In this seminar we seek to explore stories and representations of injustice and violence that probe audiences’ ethical responsibilities and complicities. What representational strategies have writers and artists used to challenge discursive frameworks that underpin erasures and exclusions and to invite readers and viewers to assess their implication in systematic injustices? What historical and contemporary responsibilities are excluded by current political discourses on violence and reconciliation? For example, how do the frameworks of mainstream western news and political discourses exclude discussion of North American and European roles in the conditions that precipitate current refugee movements?
Template for Special Topic CFP
Subject: Call for Papers: Transatlantic Literature at CEA 2019
Call for Papers, Transatlantic Literature at CEA 2019
March 28-30, 2019 | New Orleans, Louisiana
Astor Crowne Plaza
739 Canal Street, New Orleans, Louisiana 70130 | Phone: (504) 962-0500
The College English Association, a gathering of scholar-teachers in English studies, welcomes proposals for presentations on [special topic title] for our 50th annual conference. Submit your proposal at www.cea-web.org
This panel explores the concepts and stereotypes that lay behind the vision of love and affections expressed by Latin American authors. Its focus is writers’ depictions of love, affections, and womanhood and how those ideas reflect, renew, or challenge Latin American societies.

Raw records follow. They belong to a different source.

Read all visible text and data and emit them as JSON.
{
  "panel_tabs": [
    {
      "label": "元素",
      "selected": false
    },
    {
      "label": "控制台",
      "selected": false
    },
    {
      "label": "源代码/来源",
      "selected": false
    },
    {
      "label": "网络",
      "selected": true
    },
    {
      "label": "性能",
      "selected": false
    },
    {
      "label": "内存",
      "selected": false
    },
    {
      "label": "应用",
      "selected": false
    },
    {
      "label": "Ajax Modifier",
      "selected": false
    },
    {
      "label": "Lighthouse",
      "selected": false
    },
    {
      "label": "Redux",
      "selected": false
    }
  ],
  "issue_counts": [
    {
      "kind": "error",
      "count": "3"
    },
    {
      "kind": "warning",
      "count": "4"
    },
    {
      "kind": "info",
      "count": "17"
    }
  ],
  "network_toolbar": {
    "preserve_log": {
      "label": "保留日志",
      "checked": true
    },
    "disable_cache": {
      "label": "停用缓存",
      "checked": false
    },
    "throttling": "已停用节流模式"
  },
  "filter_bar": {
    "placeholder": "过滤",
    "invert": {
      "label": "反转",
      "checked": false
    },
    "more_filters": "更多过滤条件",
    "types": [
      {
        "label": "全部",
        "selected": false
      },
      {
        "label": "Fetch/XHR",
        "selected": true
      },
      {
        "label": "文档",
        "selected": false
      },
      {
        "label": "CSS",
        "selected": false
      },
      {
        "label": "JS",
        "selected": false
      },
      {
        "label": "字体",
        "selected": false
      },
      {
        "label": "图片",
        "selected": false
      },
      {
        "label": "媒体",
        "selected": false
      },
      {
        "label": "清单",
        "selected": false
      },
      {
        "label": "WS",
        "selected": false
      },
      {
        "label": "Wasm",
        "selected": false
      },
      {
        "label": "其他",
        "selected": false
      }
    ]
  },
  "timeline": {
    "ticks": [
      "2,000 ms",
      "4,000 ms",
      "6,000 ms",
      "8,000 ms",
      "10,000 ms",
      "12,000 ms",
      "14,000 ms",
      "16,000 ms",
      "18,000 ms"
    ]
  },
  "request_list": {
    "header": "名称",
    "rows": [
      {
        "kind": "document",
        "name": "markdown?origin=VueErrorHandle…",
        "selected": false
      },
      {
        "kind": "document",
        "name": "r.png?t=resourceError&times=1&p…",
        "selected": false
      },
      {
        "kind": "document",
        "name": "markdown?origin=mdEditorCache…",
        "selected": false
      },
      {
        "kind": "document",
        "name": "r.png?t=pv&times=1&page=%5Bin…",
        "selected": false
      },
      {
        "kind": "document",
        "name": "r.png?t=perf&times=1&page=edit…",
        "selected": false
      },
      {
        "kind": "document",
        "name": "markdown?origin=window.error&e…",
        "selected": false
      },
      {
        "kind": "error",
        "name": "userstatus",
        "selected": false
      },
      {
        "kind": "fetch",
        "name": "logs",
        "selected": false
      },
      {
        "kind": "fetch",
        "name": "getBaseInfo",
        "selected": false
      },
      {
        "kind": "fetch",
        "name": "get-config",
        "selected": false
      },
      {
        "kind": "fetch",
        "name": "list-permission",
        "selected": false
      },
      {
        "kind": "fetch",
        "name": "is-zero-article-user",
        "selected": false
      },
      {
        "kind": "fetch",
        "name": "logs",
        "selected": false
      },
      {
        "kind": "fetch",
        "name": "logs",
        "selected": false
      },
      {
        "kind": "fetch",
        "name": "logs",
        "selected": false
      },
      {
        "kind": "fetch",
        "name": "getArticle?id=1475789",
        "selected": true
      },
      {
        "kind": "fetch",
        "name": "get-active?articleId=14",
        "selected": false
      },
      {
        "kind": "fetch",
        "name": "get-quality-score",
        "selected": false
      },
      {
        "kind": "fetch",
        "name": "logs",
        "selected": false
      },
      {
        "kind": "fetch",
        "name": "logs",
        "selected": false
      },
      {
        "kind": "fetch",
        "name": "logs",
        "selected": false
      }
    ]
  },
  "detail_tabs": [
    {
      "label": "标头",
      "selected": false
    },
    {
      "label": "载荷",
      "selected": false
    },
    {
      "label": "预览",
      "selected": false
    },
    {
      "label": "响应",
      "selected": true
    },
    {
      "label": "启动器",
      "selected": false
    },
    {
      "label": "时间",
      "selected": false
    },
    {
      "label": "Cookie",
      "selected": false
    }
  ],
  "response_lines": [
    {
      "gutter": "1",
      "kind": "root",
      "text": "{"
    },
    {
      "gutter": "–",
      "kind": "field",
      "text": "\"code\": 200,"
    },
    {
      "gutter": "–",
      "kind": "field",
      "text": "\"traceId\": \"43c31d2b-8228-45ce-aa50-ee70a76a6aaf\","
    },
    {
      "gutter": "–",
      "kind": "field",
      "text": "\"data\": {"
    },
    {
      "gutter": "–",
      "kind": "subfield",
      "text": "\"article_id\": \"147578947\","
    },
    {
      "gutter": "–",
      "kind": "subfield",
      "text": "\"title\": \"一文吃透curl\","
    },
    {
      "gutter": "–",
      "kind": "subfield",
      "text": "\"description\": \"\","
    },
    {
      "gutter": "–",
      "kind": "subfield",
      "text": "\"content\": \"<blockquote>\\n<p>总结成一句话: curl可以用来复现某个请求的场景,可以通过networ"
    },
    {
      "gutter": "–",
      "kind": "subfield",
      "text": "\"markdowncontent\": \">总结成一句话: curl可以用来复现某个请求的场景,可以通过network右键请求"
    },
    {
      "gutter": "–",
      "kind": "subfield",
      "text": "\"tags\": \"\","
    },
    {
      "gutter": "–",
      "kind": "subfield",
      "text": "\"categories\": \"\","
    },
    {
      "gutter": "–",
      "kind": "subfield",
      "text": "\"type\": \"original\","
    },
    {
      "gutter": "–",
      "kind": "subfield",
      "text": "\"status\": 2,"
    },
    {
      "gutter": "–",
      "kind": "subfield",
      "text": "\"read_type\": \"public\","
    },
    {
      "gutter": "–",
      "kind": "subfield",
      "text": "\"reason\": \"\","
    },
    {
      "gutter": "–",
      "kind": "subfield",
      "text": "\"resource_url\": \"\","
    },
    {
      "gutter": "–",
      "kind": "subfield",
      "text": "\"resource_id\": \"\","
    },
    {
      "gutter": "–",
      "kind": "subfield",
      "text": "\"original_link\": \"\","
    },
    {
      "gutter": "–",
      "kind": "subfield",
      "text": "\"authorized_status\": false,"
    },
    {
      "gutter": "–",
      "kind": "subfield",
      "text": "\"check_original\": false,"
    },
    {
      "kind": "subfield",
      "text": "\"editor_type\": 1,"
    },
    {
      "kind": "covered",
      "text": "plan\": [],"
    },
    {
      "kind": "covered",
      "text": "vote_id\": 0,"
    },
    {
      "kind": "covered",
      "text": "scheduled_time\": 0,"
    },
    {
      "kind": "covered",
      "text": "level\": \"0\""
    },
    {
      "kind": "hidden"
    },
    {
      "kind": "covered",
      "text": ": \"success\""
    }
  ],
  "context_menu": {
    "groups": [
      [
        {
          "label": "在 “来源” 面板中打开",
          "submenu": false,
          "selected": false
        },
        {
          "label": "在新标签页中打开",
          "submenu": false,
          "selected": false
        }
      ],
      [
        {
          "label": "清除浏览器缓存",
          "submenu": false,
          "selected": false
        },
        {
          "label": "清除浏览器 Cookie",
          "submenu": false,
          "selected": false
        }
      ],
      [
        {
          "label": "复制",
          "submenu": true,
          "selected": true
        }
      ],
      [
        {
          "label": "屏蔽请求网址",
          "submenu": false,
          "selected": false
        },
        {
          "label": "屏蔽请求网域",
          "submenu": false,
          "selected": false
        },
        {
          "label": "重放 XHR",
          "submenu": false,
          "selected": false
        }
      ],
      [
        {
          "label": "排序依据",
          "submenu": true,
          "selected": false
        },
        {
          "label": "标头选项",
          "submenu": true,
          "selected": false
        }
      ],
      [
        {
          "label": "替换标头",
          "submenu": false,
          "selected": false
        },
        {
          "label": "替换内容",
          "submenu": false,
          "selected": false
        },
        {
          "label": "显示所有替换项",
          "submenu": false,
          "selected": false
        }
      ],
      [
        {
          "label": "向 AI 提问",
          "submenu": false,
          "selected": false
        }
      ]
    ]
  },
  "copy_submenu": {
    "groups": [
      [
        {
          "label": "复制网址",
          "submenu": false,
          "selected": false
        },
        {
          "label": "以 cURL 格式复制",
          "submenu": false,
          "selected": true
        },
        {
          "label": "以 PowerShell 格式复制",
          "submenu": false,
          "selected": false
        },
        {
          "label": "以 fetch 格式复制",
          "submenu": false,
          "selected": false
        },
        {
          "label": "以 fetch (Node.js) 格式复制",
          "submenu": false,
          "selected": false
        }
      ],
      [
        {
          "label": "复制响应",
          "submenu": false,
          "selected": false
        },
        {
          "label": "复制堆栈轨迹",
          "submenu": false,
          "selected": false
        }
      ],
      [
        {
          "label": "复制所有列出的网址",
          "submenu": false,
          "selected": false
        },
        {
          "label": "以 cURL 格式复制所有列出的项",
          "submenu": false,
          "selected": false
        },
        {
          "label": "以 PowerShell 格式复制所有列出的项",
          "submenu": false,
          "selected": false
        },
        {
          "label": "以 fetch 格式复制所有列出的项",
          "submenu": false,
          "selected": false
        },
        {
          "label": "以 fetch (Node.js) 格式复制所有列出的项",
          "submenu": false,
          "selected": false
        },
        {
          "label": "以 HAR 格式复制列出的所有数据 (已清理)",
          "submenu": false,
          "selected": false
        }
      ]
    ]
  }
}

Comparative or feminist approaches in Spanish/English/Portuguese are suitable, but other approaches would also be considered.
Submit abstracts (300 words maximum) by September 30, 2018, to Session ID # 17255
Abstracts must be submitted through NeMLA’s website:
This panel will focus on uncovering the ideas and philosophies proposed by 17th- and 18th-century French writers to criticize, change, or improve their world. We will discuss their personal ideas, beliefs, and value systems in light of the reality of their time. 17th- and 18th-century authors will include female and male philosophers, moralists, essayists, poets, novelists, and playwrights. The method of analysis is open.
Submit abstracts (300 words maximum) by September 30, 2018, to Session ID # 17254
Abstracts must be submitted through NeMLA's website: